Illustration of women meditation on mountaintop
Illustration by Boyoun Kim

There is a story about a husband and wife on silent retreat with the great Zen teacher Shunryu Suzuki. At some point the husband is going for an interview with him, and the wife says, “Can I take your spot? I’m having a really hard time and I want to leave the retreat.” So the husband says okay.

She goes and sits down in front of Shunryu Suzuki and says, with her car keys in her hand, “I’m leaving.” And he replies, “You’re free to leave, but there’s nowhere to go.”

I teach silent retreats and I see this all the time. Someone tells me they’re leaving, and I tell them that they’re free to go. Then they get to the parking lot and they just break down and don’t know what to do. Then they come back and sit down. And after that they are ready because they realize, Where could I really go?

From The World Comes to You: Notes on Practice, Love, and Social Action, by Michael Stone © 2019. Reprinted with permission of Shambhala Publications. Michael Stone (1974–2017) was a teacher of yoga and Buddhism. He wrote several books, including The Inner Tradition of Yoga and Awake in the World.

Divine Fear

Man meditating amidst grasping hands
Illustration by Boyoun Kim

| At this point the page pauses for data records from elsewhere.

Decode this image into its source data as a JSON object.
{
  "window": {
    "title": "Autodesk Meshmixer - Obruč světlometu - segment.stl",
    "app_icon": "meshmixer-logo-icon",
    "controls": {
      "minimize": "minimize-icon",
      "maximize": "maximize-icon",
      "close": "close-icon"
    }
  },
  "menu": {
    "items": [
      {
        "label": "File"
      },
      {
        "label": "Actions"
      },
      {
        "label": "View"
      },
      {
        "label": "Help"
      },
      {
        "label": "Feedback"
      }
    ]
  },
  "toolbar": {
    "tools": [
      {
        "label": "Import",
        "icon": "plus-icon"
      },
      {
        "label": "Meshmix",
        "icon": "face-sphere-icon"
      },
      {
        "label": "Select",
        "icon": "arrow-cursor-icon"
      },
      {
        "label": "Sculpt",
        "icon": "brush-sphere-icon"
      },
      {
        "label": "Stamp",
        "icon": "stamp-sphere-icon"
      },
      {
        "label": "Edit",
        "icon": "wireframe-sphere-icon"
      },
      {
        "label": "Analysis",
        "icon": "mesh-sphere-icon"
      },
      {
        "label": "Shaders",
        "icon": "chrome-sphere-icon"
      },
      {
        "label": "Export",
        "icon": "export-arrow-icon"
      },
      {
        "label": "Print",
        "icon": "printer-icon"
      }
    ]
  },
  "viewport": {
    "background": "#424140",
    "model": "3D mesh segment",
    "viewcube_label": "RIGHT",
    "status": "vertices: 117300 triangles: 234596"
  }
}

It’s good to feel the fear of being terrified by our own mind. Buddha experienced this fear. In his teachings he said that he was terrified by the violence and insanity that exist in the world. Of course, we don’t have to live in this fear all of the time. However, it is important to find time here and there, perhaps a few times a week, to sit and to literally feel this divine fear. The point is to always be mindful if we can. To be mindful means that in one way or another we are observing our mind. We observe what is happening inside and see the thoughts, feelings, and emotions we are experiencing in that very moment, without judgment but at the same time creating a space where we are not indulging in them. We then have the choice not to feed the dangerous wolf. Sometimes when we look, we see that the dangerous wolf is very active and powerful. He is actually winning. Then, in that very moment, we have the choice not to feed it. That’s all we have to do, not feed it.

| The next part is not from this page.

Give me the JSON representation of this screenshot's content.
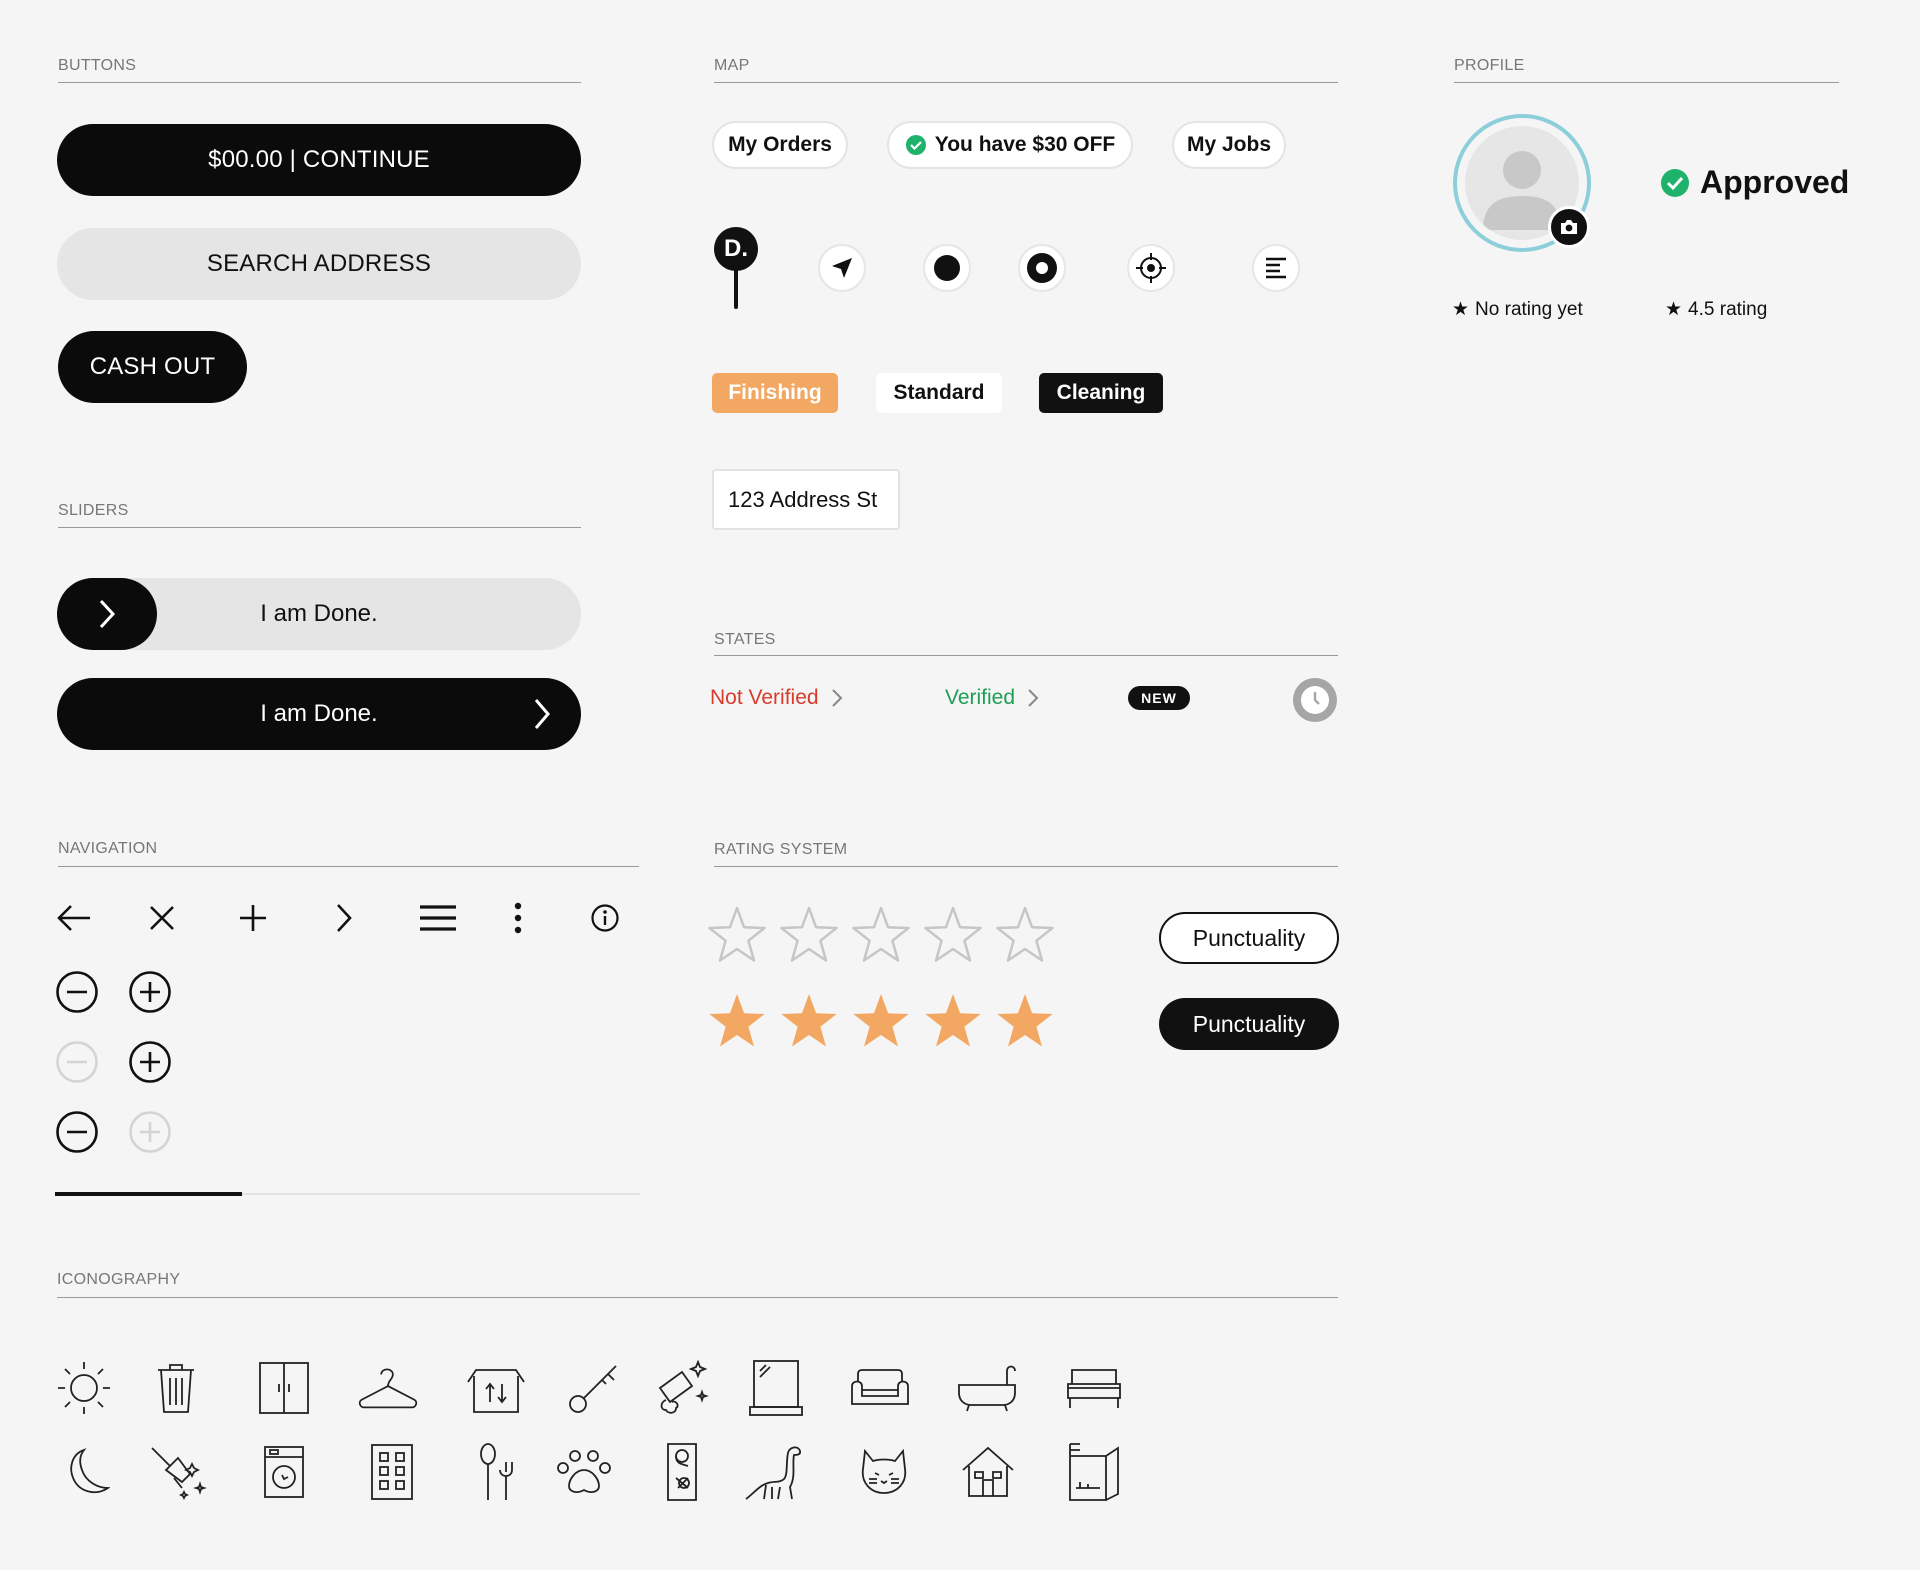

From Choosing Compassion: How to Be of Benefit in a World That Needs Our Love, by Anam Thubten © 2019. Reprinted with permission of Shambhala Publications (shambhala.com). Anam Thubten is the founder and spiritual advisor of the Dharmata Foundation.

Renavigating Renunciation  

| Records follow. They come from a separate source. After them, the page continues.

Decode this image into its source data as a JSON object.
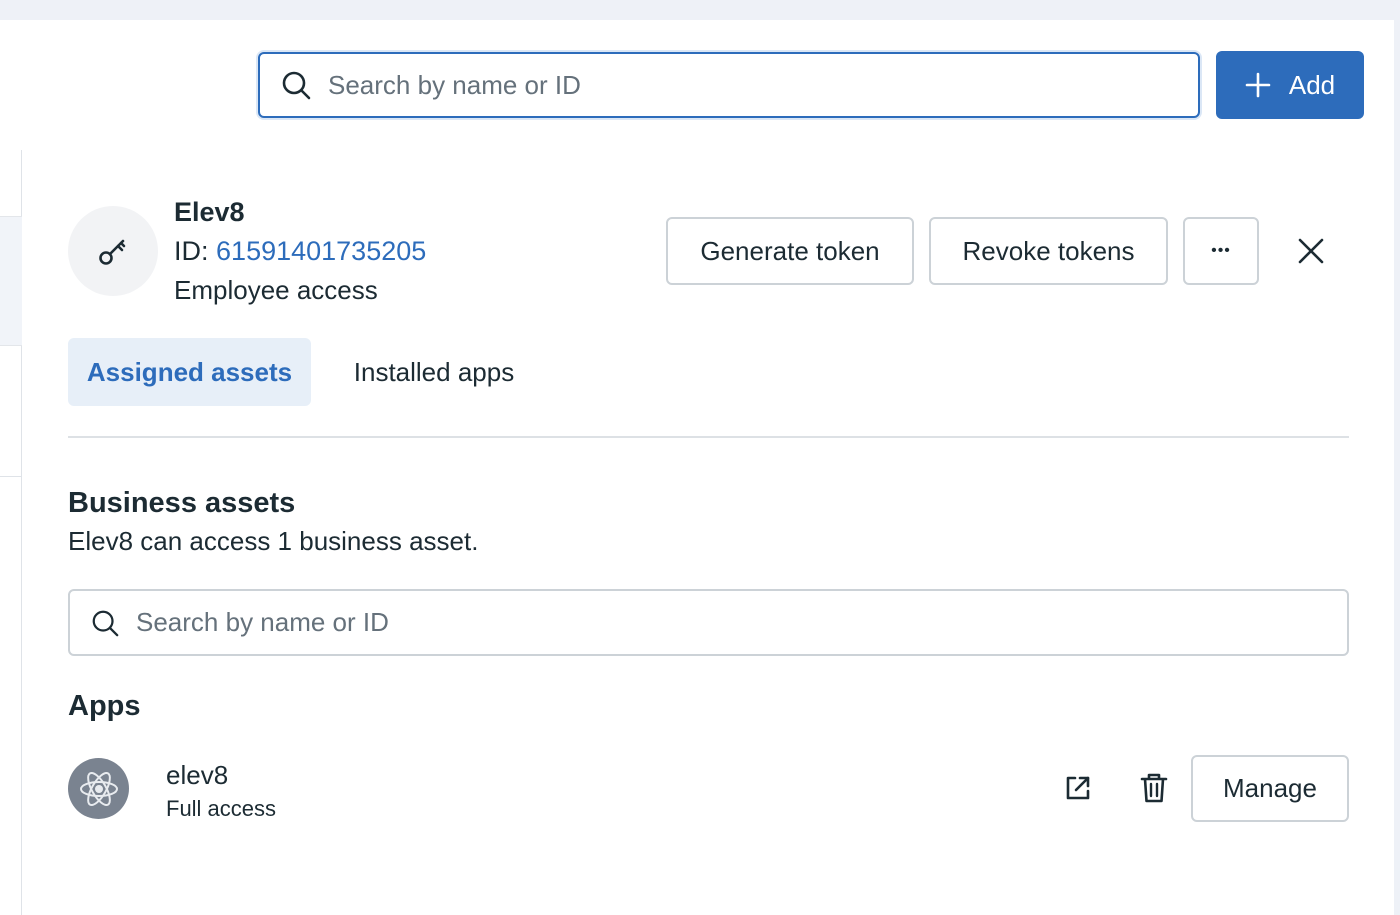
{
  "header": {
    "search_placeholder": "Search by name or ID",
    "add_label": "Add"
  },
  "entity": {
    "name": "Elev8",
    "id_label": "ID:",
    "id_value": "61591401735205",
    "access": "Employee access",
    "actions": {
      "generate_token": "Generate token",
      "revoke_tokens": "Revoke tokens",
      "more": "•••"
    }
  },
  "tabs": [
    {
      "label": "Assigned assets",
      "active": true
    },
    {
      "label": "Installed apps",
      "active": false
    }
  ],
  "business_assets": {
    "title": "Business assets",
    "description": "Elev8 can access 1 business asset.",
    "search_placeholder": "Search by name or ID"
  },
  "apps": {
    "title": "Apps",
    "items": [
      {
        "name": "elev8",
        "access": "Full access",
        "manage_label": "Manage"
      }
    ]
  },
  "colors": {
    "accent": "#2d6cbb",
    "tab_active_bg": "#e7eff8",
    "text": "#1c2b33",
    "border": "#ccd2d7"
  },
  "icons": {
    "search": "search-icon",
    "add": "plus-icon",
    "key": "key-icon",
    "close": "close-icon",
    "app": "atom-icon",
    "external": "external-link-icon",
    "delete": "trash-icon"
  }
}
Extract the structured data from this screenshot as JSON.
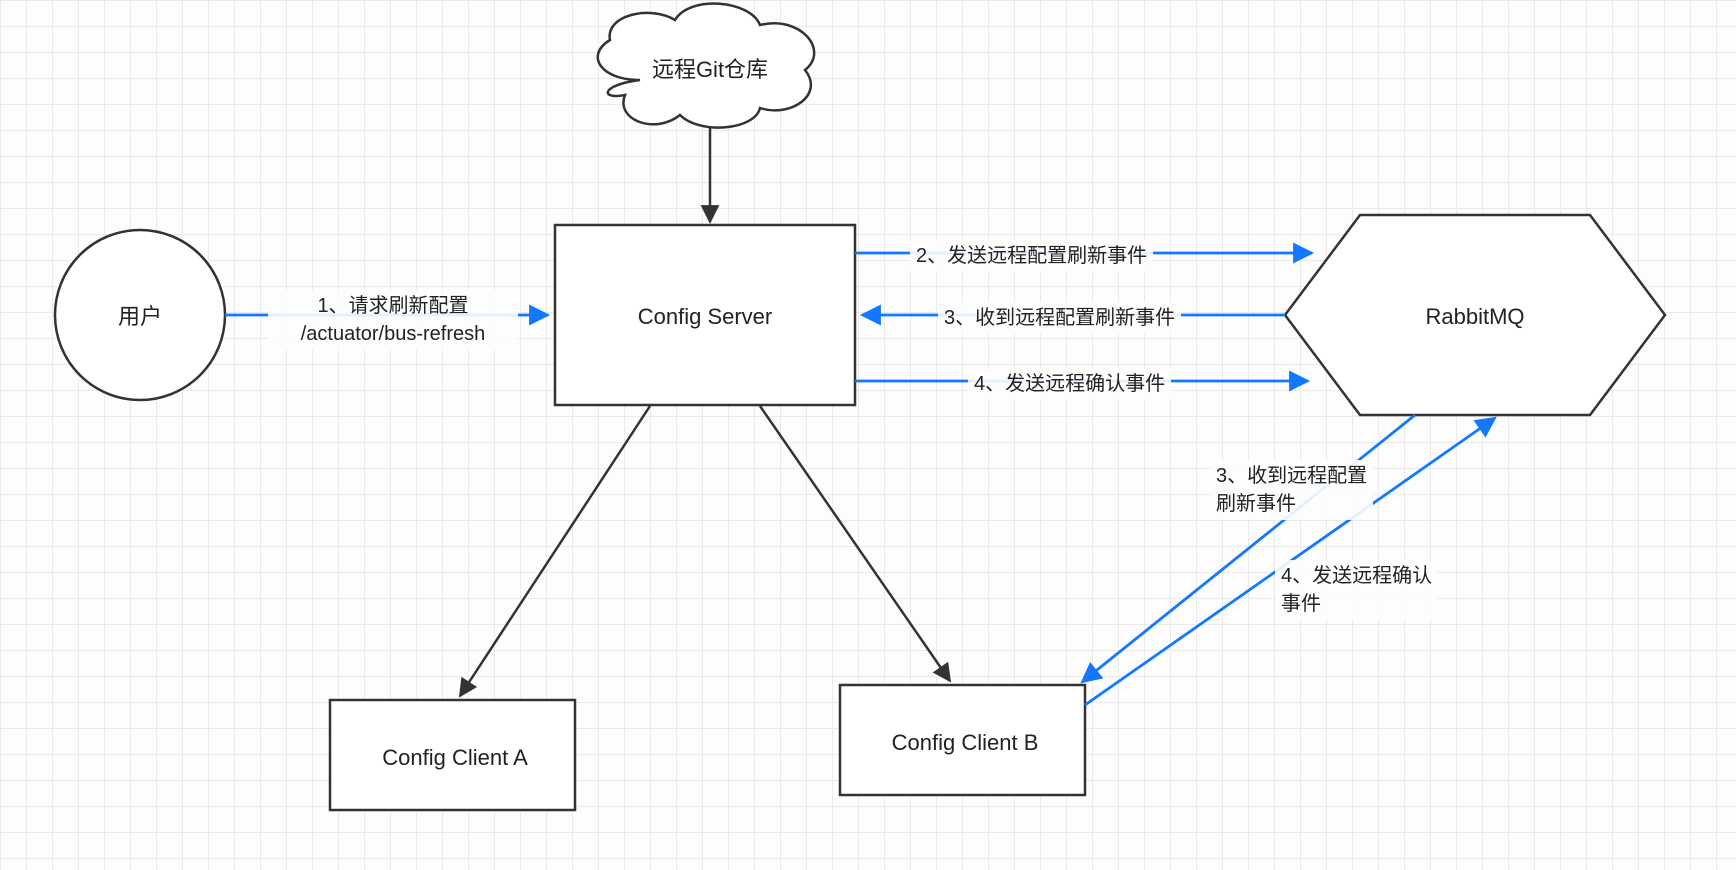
{
  "nodes": {
    "user": "用户",
    "git": "远程Git仓库",
    "configServer": "Config Server",
    "rabbitmq": "RabbitMQ",
    "clientA": "Config Client A",
    "clientB": "Config Client B"
  },
  "edges": {
    "userToServer_line1": "1、请求刷新配置",
    "userToServer_line2": "/actuator/bus-refresh",
    "serverToMQ_2": "2、发送远程配置刷新事件",
    "mqToServer_3": "3、收到远程配置刷新事件",
    "serverToMQ_4": "4、发送远程确认事件",
    "mqToClientB_3_line1": "3、收到远程配置",
    "mqToClientB_3_line2": "刷新事件",
    "clientBToMQ_4_line1": "4、发送远程确认",
    "clientBToMQ_4_line2": "事件"
  },
  "colors": {
    "stroke": "#333333",
    "blue": "#1178ff"
  }
}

Monk walking towards Buddha statue
Illustration by Boyoun Kim

I was confused for a long time about renunciation. This is not entirely my fault. In the Buddhist monasteries where I ordained and practiced, renunciation was a physical, ritual, communal, and obligatory action. Every few days we shaved our heads to signify cutting off delusion. We lived as simply as possible and renounced worldly accomplishments by turning away from professions that made a lot of money. In many spiritual traditions throughout the world, internal renunciation is symbolized and catalyzed by physical acts: shaving the head, living in poverty, departing from family. The idea is to change your body in order to change your heart and mind.

The mistake I made along the way was believing that renunciation is supposed to hurt. And I’ve actually heard this message echoed in dharma centers in the West as well as Zen monasteries in Japan.

But renunciation is not supposed to hurt. It’s supposed to clear away the psychological clutter in our lives that get in the way of joy.

In the noble eightfold path, “right intention” or “right thought” means the intention to renounce, the intention of goodwill, and the intention of harmlessness. The key mistake I made with renunciation during my monastic career was the belief that renunciation can be compelled from the outside in, rather than the inside out. I believed I could will myself to renounce. But renunciation comes from understanding, not force.

From “Joyful Renunciation,” by Gesshin Claire Greenwood, originally published on the blog That’s So Zen on April 10, 2019. Gesshin Claire Greenwood is an ordained Soto Zen priest. She is the author of Bow First, Ask Questions Later: Ordination, Love, and Monastic Zen in Japan, and Just Enough: Vegan Recipes and Stories from Japan’s Buddhist Temples.

Thank you for subscribing to Tricycle! As a nonprofit, to keep Buddhist teachings and practices widely available.

This article is only for Subscribers!

Subscribe now to read this article and get immediate access to everything else.

Subscribe Now

Already a subscriber? .